None of the 45 people in the kosher Chinese restaurant on Flatbush Avenue had ever been to Zembrov, a town in northeast Poland, and some even had trouble spelling it. But all had relatives who came from there, and they gathered two weeks ago to keep their memories alive.
While he was a second-year student at Mount Sinai School of Medicine in 1992, Gary (Gidone) Busch was diagnosed with a potentially fatal disease that changed his life.
"He learned that he had a kidney disease that causes partial renal failure, and a nephrologist told him it could be life threatening," recalled his brother, Glenn, 39, a Manhattan lawyer.
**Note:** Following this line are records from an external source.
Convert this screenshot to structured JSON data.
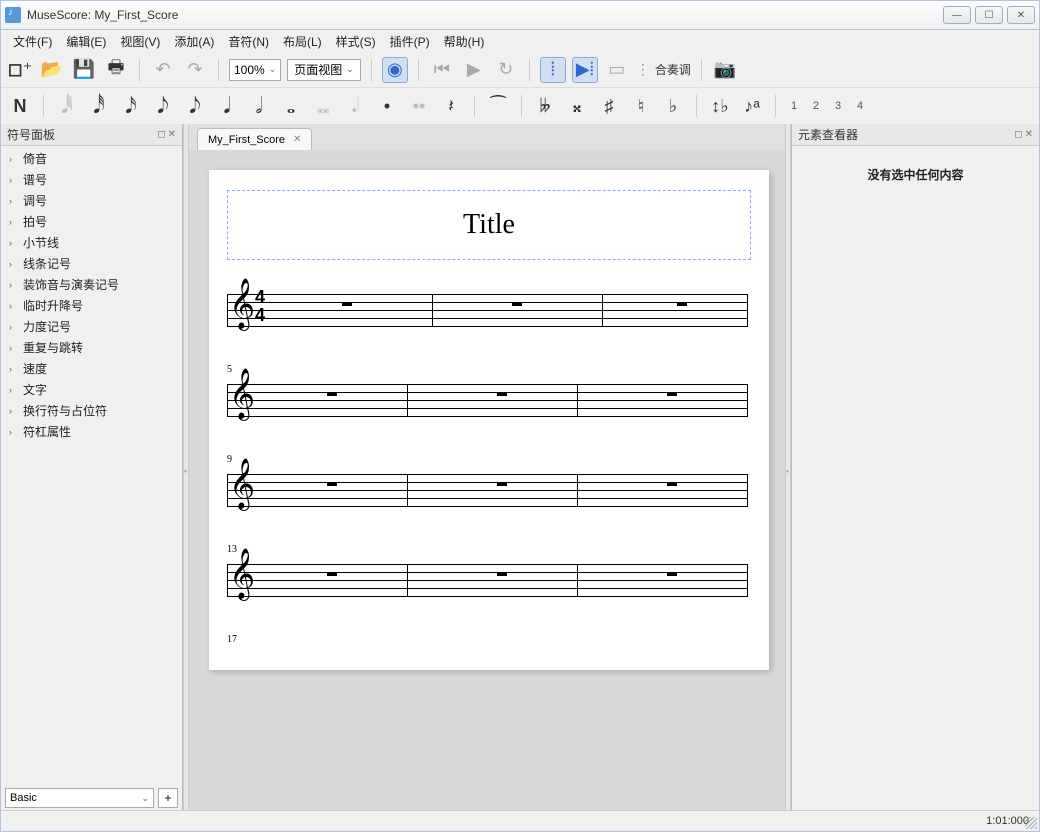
{
  "app_title": "MuseScore: My_First_Score",
  "menu": {
    "file": "文件(F)",
    "edit": "编辑(E)",
    "view": "视图(V)",
    "add": "添加(A)",
    "notes": "音符(N)",
    "layout": "布局(L)",
    "style": "样式(S)",
    "plugins": "插件(P)",
    "help": "帮助(H)"
  },
  "toolbar": {
    "zoom": "100%",
    "view_mode": "页面视图",
    "concert_pitch": "合奏调"
  },
  "voice_numbers": [
    "1",
    "2",
    "3",
    "4"
  ],
  "palette": {
    "title": "符号面板",
    "items": [
      "倚音",
      "谱号",
      "调号",
      "拍号",
      "小节线",
      "线条记号",
      "装饰音与演奏记号",
      "临时升降号",
      "力度记号",
      "重复与跳转",
      "速度",
      "文字",
      "换行符与占位符",
      "符杠属性"
    ],
    "workspace": "Basic"
  },
  "score_tab": {
    "name": "My_First_Score"
  },
  "score": {
    "title": "Title",
    "time_sig_num": "4",
    "time_sig_den": "4",
    "measure_numbers": [
      "",
      "5",
      "9",
      "13",
      "17"
    ]
  },
  "inspector": {
    "title": "元素查看器",
    "empty_text": "没有选中任何内容"
  },
  "status": {
    "position": "1:01:000"
  }
}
With her 10-year-old son at her side, a disabled widow from Long Beach told a hushed group of 500 UJA-Federation lay and professional leaders that the local Jewish community center has "been there for us in the very darkest of times."
"I have an immune disease called fibromyalga," explained Harriet Cohen, 46, at the annual Long Island General Assembly in Roslyn, which provides UJA-Federation-funded organizations an opportunity to display their activities.
About a decade ago, Rabbi Manfred Gans, spiritual leader of Congregation Machane Chodosh in Forest Hills, accompanied a congregant, a recent widower, to the man’s late wife’s grave in Beth David Cemetery in Elmont, L.I. The congregant, Jack Kremski, and his wife, Anna, were Holocaust survivors, natives of Czestachowa, in Poland.